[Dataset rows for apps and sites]
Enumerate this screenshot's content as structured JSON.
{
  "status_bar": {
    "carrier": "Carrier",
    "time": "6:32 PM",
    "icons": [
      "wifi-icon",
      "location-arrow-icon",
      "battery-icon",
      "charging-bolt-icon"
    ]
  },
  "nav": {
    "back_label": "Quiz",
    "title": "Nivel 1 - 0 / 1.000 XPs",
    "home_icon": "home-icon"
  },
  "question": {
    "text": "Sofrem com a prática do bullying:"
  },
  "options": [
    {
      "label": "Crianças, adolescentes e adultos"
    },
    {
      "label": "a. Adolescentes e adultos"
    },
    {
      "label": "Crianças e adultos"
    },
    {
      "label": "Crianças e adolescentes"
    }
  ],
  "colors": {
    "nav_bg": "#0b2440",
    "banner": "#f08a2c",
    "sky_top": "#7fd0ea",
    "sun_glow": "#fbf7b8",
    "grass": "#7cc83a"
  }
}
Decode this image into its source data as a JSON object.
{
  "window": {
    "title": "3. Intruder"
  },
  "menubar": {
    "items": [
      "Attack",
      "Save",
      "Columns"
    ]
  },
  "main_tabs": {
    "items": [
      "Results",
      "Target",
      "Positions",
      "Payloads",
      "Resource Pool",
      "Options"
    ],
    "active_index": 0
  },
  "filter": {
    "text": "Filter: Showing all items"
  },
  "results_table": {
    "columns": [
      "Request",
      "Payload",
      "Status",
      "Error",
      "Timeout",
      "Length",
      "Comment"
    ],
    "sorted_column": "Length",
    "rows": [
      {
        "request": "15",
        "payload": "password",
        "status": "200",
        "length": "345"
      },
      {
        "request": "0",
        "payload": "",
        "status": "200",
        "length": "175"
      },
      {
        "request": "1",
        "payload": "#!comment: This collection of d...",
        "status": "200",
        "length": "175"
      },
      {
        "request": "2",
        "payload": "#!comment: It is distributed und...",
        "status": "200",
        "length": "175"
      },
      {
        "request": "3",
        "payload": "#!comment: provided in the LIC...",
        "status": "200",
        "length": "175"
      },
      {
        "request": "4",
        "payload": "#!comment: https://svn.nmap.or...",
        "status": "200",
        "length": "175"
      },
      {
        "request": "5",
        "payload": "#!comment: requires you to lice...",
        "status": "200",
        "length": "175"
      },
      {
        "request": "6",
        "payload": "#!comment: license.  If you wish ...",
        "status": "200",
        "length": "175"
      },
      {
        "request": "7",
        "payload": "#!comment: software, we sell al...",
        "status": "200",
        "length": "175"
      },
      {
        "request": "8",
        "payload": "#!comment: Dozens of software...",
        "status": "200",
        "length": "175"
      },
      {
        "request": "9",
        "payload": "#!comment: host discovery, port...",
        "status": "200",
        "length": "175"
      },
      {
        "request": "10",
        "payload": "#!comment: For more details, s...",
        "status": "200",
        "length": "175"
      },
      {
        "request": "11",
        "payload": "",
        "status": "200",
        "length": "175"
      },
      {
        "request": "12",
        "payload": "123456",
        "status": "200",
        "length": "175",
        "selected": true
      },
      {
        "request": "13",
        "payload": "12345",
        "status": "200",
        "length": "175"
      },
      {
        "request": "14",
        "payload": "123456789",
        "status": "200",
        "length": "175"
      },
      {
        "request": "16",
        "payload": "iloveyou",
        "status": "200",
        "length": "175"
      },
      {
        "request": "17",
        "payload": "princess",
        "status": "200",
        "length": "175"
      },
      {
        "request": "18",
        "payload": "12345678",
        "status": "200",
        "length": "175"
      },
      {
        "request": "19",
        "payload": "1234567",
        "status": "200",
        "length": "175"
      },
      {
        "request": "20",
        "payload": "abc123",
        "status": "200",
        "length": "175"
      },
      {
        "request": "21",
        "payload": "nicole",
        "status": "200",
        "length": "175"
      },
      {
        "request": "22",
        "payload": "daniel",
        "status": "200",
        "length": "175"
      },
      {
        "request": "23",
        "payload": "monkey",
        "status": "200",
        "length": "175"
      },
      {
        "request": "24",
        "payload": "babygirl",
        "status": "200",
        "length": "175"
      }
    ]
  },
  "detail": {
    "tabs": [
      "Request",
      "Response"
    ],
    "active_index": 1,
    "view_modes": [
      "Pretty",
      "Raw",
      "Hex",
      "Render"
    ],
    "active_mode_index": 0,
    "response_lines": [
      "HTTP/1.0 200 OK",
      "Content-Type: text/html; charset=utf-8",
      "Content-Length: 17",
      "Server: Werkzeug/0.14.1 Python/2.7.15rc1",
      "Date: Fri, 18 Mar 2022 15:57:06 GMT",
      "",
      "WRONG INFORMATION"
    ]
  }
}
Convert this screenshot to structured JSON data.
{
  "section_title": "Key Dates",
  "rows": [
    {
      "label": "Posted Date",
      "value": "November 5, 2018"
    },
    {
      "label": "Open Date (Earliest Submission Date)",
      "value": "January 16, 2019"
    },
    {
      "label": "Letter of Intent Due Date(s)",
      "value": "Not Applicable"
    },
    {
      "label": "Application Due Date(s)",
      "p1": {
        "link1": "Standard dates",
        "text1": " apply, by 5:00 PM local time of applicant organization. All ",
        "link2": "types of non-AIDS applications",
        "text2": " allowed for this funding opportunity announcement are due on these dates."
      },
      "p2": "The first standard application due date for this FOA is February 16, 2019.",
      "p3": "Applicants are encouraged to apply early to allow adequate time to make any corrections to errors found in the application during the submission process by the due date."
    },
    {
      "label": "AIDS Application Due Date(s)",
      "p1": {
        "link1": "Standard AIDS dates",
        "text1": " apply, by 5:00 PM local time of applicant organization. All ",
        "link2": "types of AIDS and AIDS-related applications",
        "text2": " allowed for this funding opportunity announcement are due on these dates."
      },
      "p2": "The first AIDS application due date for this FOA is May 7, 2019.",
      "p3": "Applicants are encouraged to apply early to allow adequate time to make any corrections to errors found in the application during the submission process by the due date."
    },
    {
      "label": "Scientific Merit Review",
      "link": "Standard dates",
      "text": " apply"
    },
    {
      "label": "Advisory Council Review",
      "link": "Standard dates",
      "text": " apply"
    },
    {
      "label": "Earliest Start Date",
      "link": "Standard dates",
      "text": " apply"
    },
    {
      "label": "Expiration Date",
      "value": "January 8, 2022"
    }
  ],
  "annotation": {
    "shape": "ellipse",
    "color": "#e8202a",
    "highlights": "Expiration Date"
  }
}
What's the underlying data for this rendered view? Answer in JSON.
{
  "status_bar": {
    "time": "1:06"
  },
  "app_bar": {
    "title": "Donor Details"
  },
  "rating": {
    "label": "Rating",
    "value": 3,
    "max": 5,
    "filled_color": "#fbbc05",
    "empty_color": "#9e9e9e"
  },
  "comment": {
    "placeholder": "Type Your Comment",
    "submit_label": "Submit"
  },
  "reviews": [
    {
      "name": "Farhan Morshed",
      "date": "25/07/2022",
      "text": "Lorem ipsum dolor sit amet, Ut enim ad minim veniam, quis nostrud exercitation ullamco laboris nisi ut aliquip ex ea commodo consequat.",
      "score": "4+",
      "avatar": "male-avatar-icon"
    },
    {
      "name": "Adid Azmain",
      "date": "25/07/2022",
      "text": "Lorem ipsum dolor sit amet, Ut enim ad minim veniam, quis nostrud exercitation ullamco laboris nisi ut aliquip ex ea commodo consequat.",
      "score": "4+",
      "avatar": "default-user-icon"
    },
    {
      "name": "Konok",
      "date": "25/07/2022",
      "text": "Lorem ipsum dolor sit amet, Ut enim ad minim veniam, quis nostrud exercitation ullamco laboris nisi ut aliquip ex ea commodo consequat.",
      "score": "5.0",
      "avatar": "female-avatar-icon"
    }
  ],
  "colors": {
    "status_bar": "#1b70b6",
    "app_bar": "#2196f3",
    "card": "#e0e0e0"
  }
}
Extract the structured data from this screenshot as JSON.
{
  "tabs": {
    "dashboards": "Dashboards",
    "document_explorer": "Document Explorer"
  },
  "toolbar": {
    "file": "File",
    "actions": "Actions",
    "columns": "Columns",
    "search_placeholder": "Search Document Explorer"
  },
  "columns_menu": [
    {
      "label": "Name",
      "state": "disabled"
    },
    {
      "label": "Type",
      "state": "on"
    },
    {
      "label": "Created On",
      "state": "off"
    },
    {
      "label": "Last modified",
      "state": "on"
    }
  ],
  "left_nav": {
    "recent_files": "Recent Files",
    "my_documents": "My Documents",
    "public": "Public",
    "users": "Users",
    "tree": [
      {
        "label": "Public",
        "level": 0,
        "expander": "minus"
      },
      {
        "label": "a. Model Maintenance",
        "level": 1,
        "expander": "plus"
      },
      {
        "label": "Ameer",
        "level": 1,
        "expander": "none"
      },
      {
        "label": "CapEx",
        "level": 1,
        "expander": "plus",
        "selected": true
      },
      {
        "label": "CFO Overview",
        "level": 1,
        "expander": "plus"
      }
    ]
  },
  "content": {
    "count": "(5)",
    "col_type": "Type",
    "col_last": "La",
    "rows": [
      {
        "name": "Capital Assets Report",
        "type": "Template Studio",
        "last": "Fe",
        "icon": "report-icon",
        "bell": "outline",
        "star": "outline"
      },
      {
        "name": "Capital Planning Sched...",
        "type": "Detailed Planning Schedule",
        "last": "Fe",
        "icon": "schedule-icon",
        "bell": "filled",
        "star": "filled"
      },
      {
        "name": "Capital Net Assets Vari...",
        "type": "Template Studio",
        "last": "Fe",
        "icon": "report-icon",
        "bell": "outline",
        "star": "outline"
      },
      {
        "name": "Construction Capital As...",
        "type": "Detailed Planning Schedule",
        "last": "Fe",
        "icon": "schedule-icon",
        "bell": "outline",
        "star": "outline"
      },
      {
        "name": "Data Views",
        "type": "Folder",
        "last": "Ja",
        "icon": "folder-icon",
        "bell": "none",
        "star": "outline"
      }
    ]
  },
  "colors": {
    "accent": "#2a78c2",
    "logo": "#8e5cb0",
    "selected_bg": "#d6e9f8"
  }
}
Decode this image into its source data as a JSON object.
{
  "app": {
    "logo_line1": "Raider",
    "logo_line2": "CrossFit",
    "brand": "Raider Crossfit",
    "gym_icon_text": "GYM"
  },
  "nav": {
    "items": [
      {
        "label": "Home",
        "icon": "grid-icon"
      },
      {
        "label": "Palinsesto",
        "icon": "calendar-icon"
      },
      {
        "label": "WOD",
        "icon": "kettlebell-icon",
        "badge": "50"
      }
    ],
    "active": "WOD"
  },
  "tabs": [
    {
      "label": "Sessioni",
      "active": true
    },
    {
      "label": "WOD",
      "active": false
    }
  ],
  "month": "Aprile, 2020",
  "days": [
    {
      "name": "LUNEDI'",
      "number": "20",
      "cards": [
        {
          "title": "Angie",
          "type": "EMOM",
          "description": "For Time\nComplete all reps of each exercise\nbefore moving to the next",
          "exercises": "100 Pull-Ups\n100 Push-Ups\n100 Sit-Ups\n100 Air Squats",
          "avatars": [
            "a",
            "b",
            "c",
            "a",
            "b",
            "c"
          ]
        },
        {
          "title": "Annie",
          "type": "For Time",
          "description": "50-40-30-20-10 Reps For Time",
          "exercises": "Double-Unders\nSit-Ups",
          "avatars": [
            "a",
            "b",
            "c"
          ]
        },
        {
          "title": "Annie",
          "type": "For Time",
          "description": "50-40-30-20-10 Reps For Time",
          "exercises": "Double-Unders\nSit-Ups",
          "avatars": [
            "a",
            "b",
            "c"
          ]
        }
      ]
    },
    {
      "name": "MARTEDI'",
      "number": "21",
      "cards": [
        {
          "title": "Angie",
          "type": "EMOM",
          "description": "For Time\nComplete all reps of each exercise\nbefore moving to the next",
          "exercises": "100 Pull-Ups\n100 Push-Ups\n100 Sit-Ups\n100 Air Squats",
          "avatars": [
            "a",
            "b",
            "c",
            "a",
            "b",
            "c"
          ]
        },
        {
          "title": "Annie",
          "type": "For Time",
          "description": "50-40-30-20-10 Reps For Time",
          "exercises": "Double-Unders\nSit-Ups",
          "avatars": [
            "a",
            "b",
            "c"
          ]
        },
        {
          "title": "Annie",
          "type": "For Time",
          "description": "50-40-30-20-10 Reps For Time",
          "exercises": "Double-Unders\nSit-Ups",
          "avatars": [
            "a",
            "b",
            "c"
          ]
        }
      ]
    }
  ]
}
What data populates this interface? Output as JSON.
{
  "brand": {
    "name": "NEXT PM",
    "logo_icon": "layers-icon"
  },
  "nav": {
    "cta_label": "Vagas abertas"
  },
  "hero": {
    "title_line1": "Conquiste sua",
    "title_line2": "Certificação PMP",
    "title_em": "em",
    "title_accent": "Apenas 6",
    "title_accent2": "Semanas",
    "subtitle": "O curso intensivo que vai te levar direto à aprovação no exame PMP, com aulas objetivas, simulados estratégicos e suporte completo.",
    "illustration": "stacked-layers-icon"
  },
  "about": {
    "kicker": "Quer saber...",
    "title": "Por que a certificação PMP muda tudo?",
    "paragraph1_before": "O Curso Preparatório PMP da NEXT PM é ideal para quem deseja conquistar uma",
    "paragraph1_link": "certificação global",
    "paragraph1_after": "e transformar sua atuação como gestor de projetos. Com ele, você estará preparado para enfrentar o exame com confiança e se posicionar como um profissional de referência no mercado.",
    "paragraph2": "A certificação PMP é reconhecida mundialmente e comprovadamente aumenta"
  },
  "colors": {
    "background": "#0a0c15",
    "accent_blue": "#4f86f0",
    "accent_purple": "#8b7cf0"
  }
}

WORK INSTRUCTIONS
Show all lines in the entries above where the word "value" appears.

TASK OUTPUT
      "value": "November 5, 2018"
      "value": "January 16, 2019"
      "value": "Not Applicable"
      "value": "January 8, 2022"
    "value": 3,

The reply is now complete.